In this article, I’m going to tell you what Typi can do and how to use it.

Is Web Typography Completely Broken?

I recently came across an article titled “Web typography is broken. Here’s how we can fix it”. A mix of emotions rushed through me while I read through it. I realized that the biggest argument Tom was making in the article was that web typography is broken because type doesn’t sit perfectly on a baseline grid.

On one hand, I was happy to see people coming up with ideas to push code to their limits.

On the other hand, I’m unsettled. I asked myself: “Is there a need to make every line of text sit on the baseline“? I knew the importance of Vertical Rhythm and the baseline grid. I also knew that details matter when it comes to design. But is this one detail enough to break web typography?

As I browsed through the internet looking for answers, I found out that even great designers like Mark Boulton remarked that it would be cool if CSS gave us a pain free baseline grid.

This increased my urge to find out if web typography was completely broken. After all, if a great designer said the same thing, then sticking perfectly to the baseline grid should be important. Right?

Viewport Unit Based Typography

I talked about using rem and em for responsive typography and for building modular components in two blog posts previously. In both posts, comments about viewport based units inevitably comes into the picture.

I resisted working with viewport units for a while, believing that using them would be a pain in the ass because of the calculations involved.

Last week, I finally overcame the resistance and took a stab at exploring viewport units and how to use them in responsive typography.

Why is Vertical Rhythm an Important Typography Practice?

You probably heard of the term Vertical Rhythm if you researched a little about typography on the web. It’s one of the most important practices when working with typography. I’ve used Vertical Rhythm on all my sites ever since I read about it.

One day, it struck me that I haven’t had a clue why vertical rhythm was important. Two more questions quickly arose following that thought: “How does Vertical Rhythm improve the design of the site? What lessons can I draw from Vertical Rhythm so I can improve my design?”

I decided to find out why. Here are my thoughts.

REM vs EM – The Great Debate

One of the best practices to typography on the web is to use relative units like rem and em.

The question is, which should you use? There’s been a longstanding debate between rem supporters and em supporters, believing that you should use one over the other.

In this article, you’re going to find my take on rem vs em. You’re also going to learn exactly what rem and em are, and how to use them to build modular components.

Everything I know about Responsive Web Typography

Responsive typography is a tough nut to crack. This was the best method I could come up with when I first started creating responsive websites:

p {
  font-size: 16px;
}

@media (min-width: 800px) {
  p {
    font-size: 18px;
  }
}

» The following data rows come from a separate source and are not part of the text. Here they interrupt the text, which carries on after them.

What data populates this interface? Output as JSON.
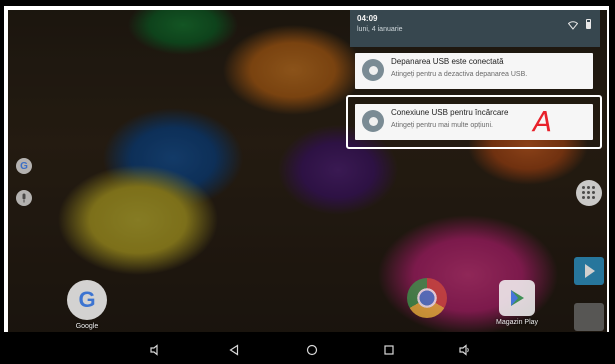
{
  "status": {
    "time": "04:09",
    "date": "luni, 4 ianuarie"
  },
  "notifications": [
    {
      "title": "Depanarea USB este conectată",
      "text": "Atingeți pentru a dezactiva depanarea USB."
    },
    {
      "title": "Conexiune USB pentru încărcare",
      "text": "Atingeți pentru mai multe opțiuni."
    }
  ],
  "annotation": {
    "marker": "A",
    "color": "#e8212a"
  },
  "apps": {
    "google": "Google",
    "store": "Magazin Play"
  },
  "colors": {
    "shade_header": "#37474f",
    "card": "#f6f6f6",
    "notif_icon": "#7a8b94"
  }
}
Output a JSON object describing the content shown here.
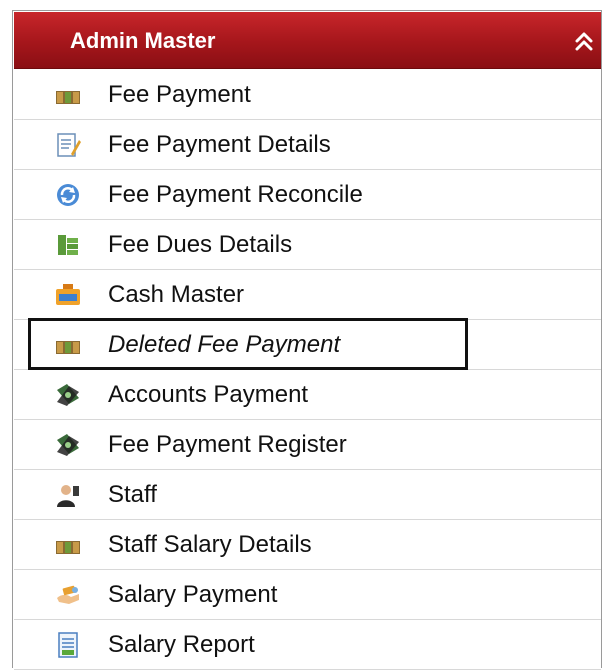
{
  "menu": {
    "title": "Admin Master",
    "collapse_icon": "double-chevron-up-icon",
    "items": [
      {
        "label": "Fee Payment",
        "icon": "money-stack-icon"
      },
      {
        "label": "Fee Payment Details",
        "icon": "document-edit-icon"
      },
      {
        "label": "Fee Payment Reconcile",
        "icon": "refresh-icon"
      },
      {
        "label": "Fee Dues Details",
        "icon": "cash-pile-icon"
      },
      {
        "label": "Cash Master",
        "icon": "cash-register-icon"
      },
      {
        "label": "Deleted Fee Payment",
        "icon": "money-stack-icon"
      },
      {
        "label": "Accounts Payment",
        "icon": "currency-swap-icon"
      },
      {
        "label": "Fee Payment Register",
        "icon": "currency-swap-icon"
      },
      {
        "label": "Staff",
        "icon": "staff-person-icon"
      },
      {
        "label": "Staff Salary Details",
        "icon": "money-stack-icon"
      },
      {
        "label": "Salary Payment",
        "icon": "hand-money-icon"
      },
      {
        "label": "Salary Report",
        "icon": "report-document-icon"
      }
    ]
  },
  "colors": {
    "header_bg": "#a5161b",
    "header_text": "#ffffff",
    "highlight_border": "#111111"
  }
}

/* Repeat for h1 - h6 and other type groups */

I’ve learned a lot more about typography since then and picked up best practices like using relative units, vertical rhythms and meaningful typography scales.

These new practices were wonderful. They made my websites look more pleasing to the eye. Implementing them, however, was a horrible experience.

I had to write complex code and I found myself struggling to create responsive websites under tremendous time pressure.

Now, after months of hacking, I’ve finally created a solution that I’m happy to share with you. It’s called Typi.

Typi is great because it allows me to use the practices I’ve learned, and at the same time solves most of the problems I’ve encountered in 3 simple steps. Let me explain these three steps by walking you through the practices I use when working with responsive typography.

Compass Vertical Rhythms

Vertical Rhythms are part and parcel of good web design. Although they are important, they can be an incredibly chore to calculate.

Luckily, Compass has a great vertical rhythm module that helps clears this mess up.

Hold on while i sign you up…

🤗
Woohoo! You’re in!
Now, hold on while I redirect you.